[[ RECORDS FOR THIS EXERCISE open ]]

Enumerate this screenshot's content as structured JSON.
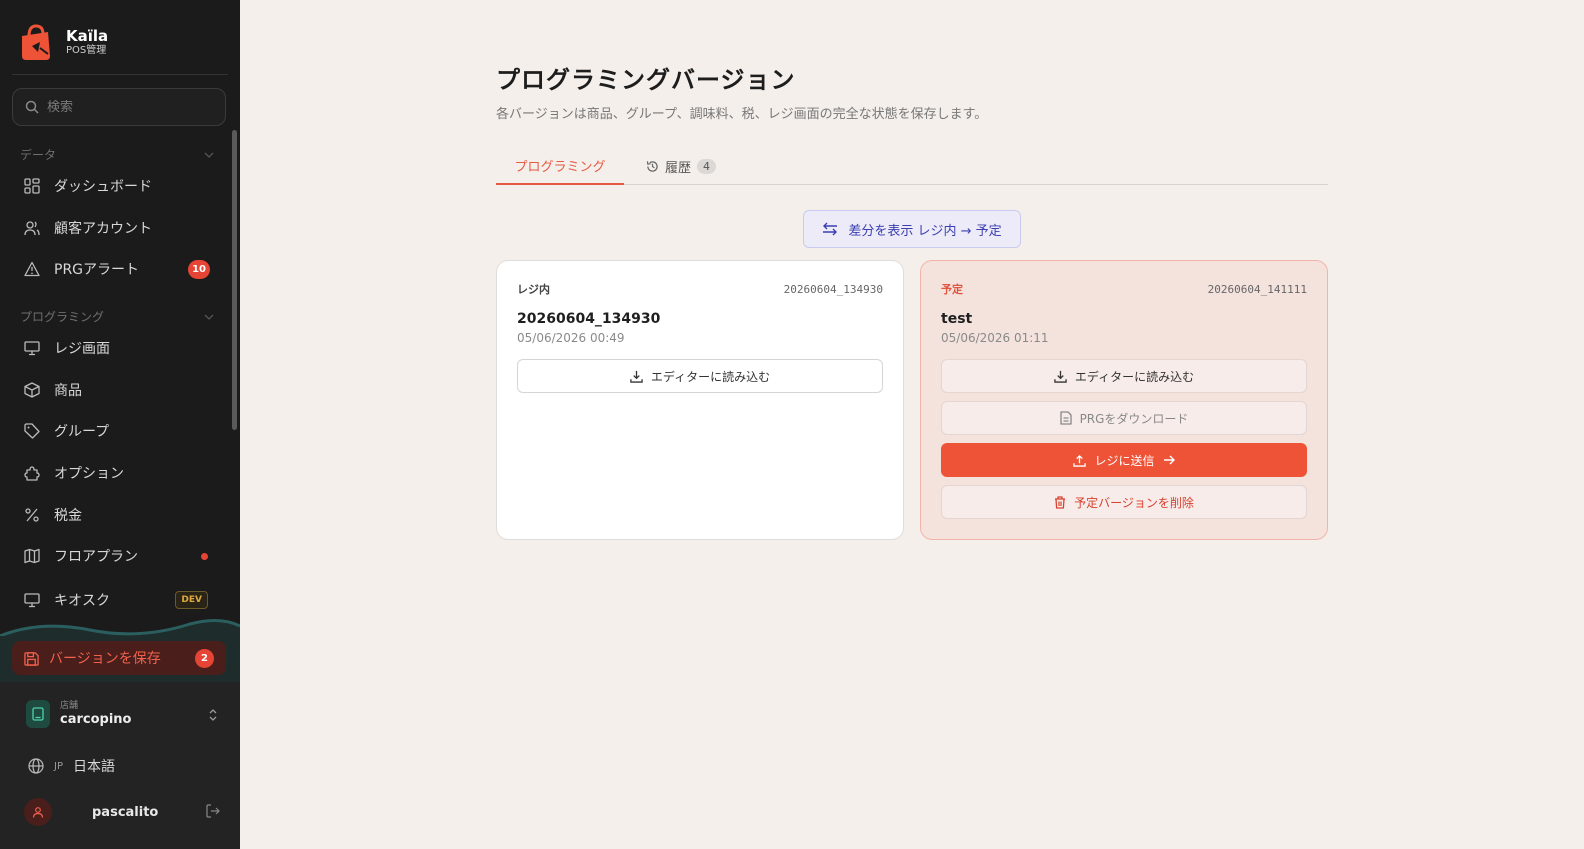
{
  "brand": {
    "name": "Kaïla",
    "subtitle": "POS管理"
  },
  "search": {
    "placeholder": "検索"
  },
  "sidebar": {
    "section_data": "データ",
    "section_programming": "プログラミング",
    "items": [
      {
        "label": "ダッシュボード",
        "icon": "dashboard-icon"
      },
      {
        "label": "顧客アカウント",
        "icon": "users-icon"
      },
      {
        "label": "PRGアラート",
        "icon": "alert-icon",
        "badge": "10"
      },
      {
        "label": "レジ画面",
        "icon": "monitor-icon"
      },
      {
        "label": "商品",
        "icon": "box-icon"
      },
      {
        "label": "グループ",
        "icon": "tag-icon"
      },
      {
        "label": "オプション",
        "icon": "puzzle-icon"
      },
      {
        "label": "税金",
        "icon": "percent-icon"
      },
      {
        "label": "フロアプラン",
        "icon": "map-icon"
      },
      {
        "label": "キオスク",
        "icon": "monitor-icon",
        "tag": "DEV"
      }
    ],
    "save": {
      "label": "バージョンを保存",
      "badge": "2"
    },
    "store": {
      "label": "店舗",
      "name": "carcopino"
    },
    "language": {
      "code": "JP",
      "label": "日本語"
    },
    "user": {
      "name": "pascalito"
    }
  },
  "main": {
    "title": "プログラミングバージョン",
    "subtitle": "各バージョンは商品、グループ、調味料、税、レジ画面の完全な状態を保存します。",
    "tabs": [
      {
        "label": "プログラミング",
        "active": true
      },
      {
        "label": "履歴",
        "count": "4"
      }
    ],
    "diff_button": "差分を表示 レジ内 → 予定",
    "cards": {
      "current": {
        "label": "レジ内",
        "id": "20260604_134930",
        "name": "20260604_134930",
        "date": "05/06/2026 00:49",
        "load_button": "エディターに読み込む"
      },
      "planned": {
        "label": "予定",
        "id": "20260604_141111",
        "name": "test",
        "date": "05/06/2026 01:11",
        "load_button": "エディターに読み込む",
        "download_button": "PRGをダウンロード",
        "send_button": "レジに送信",
        "delete_button": "予定バージョンを削除"
      }
    }
  },
  "colors": {
    "accent": "#ef5337",
    "sidebar_bg": "#1b1b1b",
    "page_bg": "#f5efeb"
  }
}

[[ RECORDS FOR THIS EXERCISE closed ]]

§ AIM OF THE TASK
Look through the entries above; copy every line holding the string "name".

§ FINAL ANSWER
    "name": "Kaïla",
      "name": "carcopino"
      "name": "pascalito"
        "name": "20260604_134930",
        "name": "test",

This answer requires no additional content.